Closing the climb has been debated for years, desired by the traditional owners but contested by tourism operators. Two years ago, after the proportion of visitors climbing fell below the trigger level for closure, the fate of the Climb was sealed.

At the end, they came in their thousands. Not to celebrate its closure, but to climb.

Back in 2001 Hilary du Cros and I gave a paper on two sacred places – Pashuputinah and Uluru – at the Australia ICOMOS Making Tracks conference in Alice Springs. In the paper we reflected that travelling to ‘Ayers Rock’ was like a secular pilgrimage, a process of paying respect in photographs or through the Climb, but visiting Uluru was to experience another place entirely. As our paper revealed, back then many tourism operators still called it ‘Ayers Rock’ and few promoted the ‘don’t climb’ message.

Responding to a place – and how culture shapes what and how we see place – motivates my work. Uluru has entranced me since my first visit in 2001, and Uluru has called me back many times.

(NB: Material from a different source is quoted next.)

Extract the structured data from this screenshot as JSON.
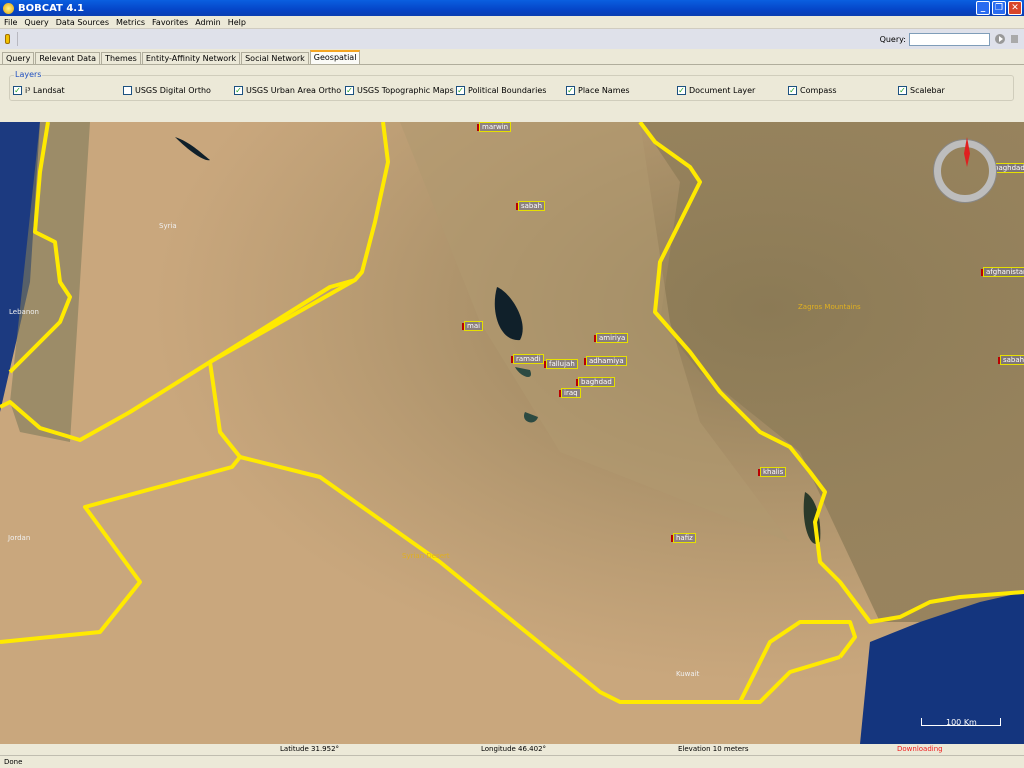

Climbing Uluru, once a sacred journey became one framed by challenge – conquering a ‘mountain’. Climbing was how to engage with this place. What might it feel like to climb?

In 2018, after visiting again, I wrote about Uluru and the Climb: first as non-fiction (‘The Climb’) and then a fiction fantasy (‘The last climb at Ayers Rock’). I’m sharing them here, as part of my first blog post to celebrate the closure of the Climb.

Shifting into fiction moved the focus from my own experience. The climbers are lightly sketched, in a way suggesting that they are insubstantial compared to Uluru itself, and yet one of them has history here. And I wanted my sense of the spirit of Uluru to somehow overwhelm the characters – Bill and his family – and perhaps transform them. On a deeper personal level, why did I want Bill and his family to climb? And to become lost, engulfed and maybe transformed? There is something about the transformative nature of imagining being able to see the world through another’s eyes and culture. It is not an authentic ‘seeing’ as we can never be other than who we are. But sometimes a window opens, and for a moment our world is different: there are creation ancestors shaping the land, trees can fly, giant snakes can rebirth Uluru.